Comfort is derived from our ability to accept. Comfort does not mean happiness, or a sense of peace - rather, it helps us to pivot from banging our heads against the proverbial wall to seeing that there is another path we can take. In the end, Moshe was able to radically accept Hashem’s decree, and his acceptance does not mean he was happy about it. In fact, Moshe’s message to Bnei Yisrael is not a lesson about the power of prayer, but about the power of accepting Hashem’s reality, even when it seems to directly contradict our Tefilos. Fascinatingly, when you look at the pshat of the pesukim, Moshe asked to cross over and see the land, and in fact, Hashem does comply with this request, bringing Moshe up to higher ground and showing him the entirety of the land. Though Moshe does not get to enter, one could see this as a form of answering Moshe’s tefilos. What is essential for Bnei Yisrael, however, is not whether or not Moshe’s tefilos were answered, but that Moshe was able to accept Hashem’s decree and model for us what radical acceptance truly means, and what makes it so radical.
Shabbos Nachamu is about turning to Hashem not in anger, but in acceptance, and seeking comfort because we are still in pain. A happy-go-lucky nation doesn’t need comfort; a nation with all the answers does not need consolation. Hashem tells the Navi Yishayahu (40:1-2) “Nachamu, Nachamu Ami… Dabru Al Lev Yerushaleim, vi’kiru eileha,” be comforted my nation, speak to the heart of Yerushalayim, and call out to her. We do not accept with our minds through logic or reasoning; in fact, often we are forced to accept a reality that makes absolutely no rational sense. Rather, we accept with our hearts, and with humility – we accept our realities alongside the pain and the sadness. In order to truly be comforted, Hashem has to speak to our hearts, for acceptance is an emotional enterprise.
This week, we struggle to accept our reality. Another year, another Tisha B’Av, and still, no Beis HaMikdash.

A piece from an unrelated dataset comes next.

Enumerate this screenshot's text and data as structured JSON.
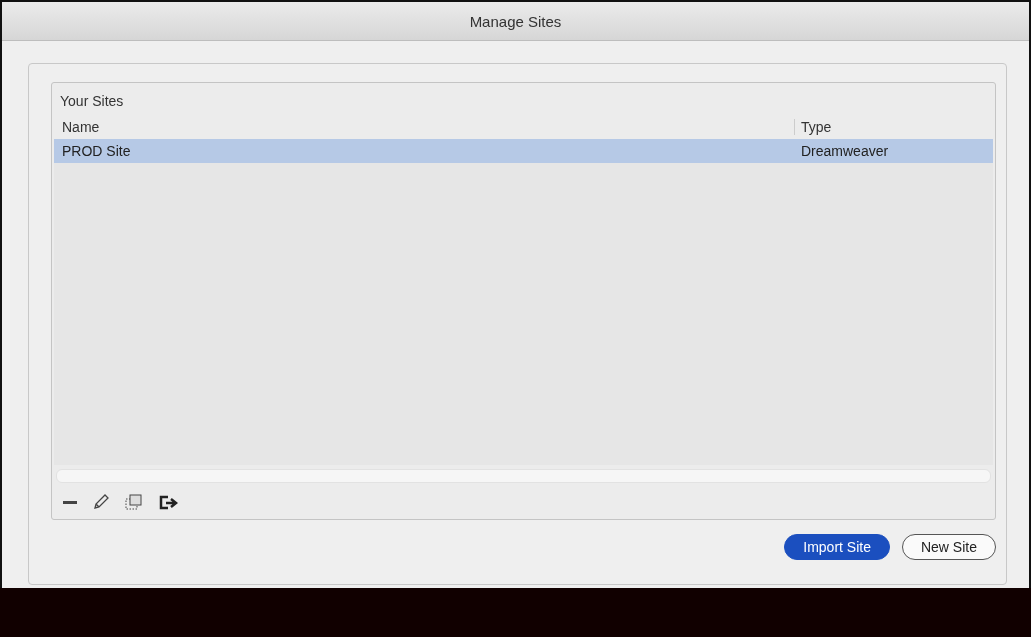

We have kicked and screamed and cried, we’ve prayed and made our demands. And now, Hashem speaks to the pain in our hearts and says, “I know this is difficult. Don’t turn away from Me, digging in your heels and suffering in your refusal to accept. Accept My decree for now, and seek comfort in your relationships with each other, and in your relationship with Me.”
Of course, radical acceptance cannot be our only tool to living life. While it helps us prevent pain from turning to suffering, it can also run the risk of morphing into complacency if we are not careful. While we must accept reality as it is in order to live life effectively, we also need to synthesize this with a healthy dose of striving for growth and change. We will spend the next seven weeks grappling with seeking comfort from our Creator through the Haftaras and accepting reality as it is. And then, the Yamim Noraim will be upon us, and once again will be focusing on change, individually and nationally. It is crucial to look at Moshe’s story and recognize one pivotal detail: while Moshe davened his heart out 515 times, in the end, Hashem commanded him to stop. Hashem has not said to us, “Rav Lach, Al Tosef Daber Eilai Od B’Davar Zeh,” it’s enough, do not speak to Me about this again. As such, until such a time comes that Hashem tells us to stop, we must continue to balance our acceptance of our reality with a fervent, passionate prayer for that reality to change, bimheira bi’yameinu.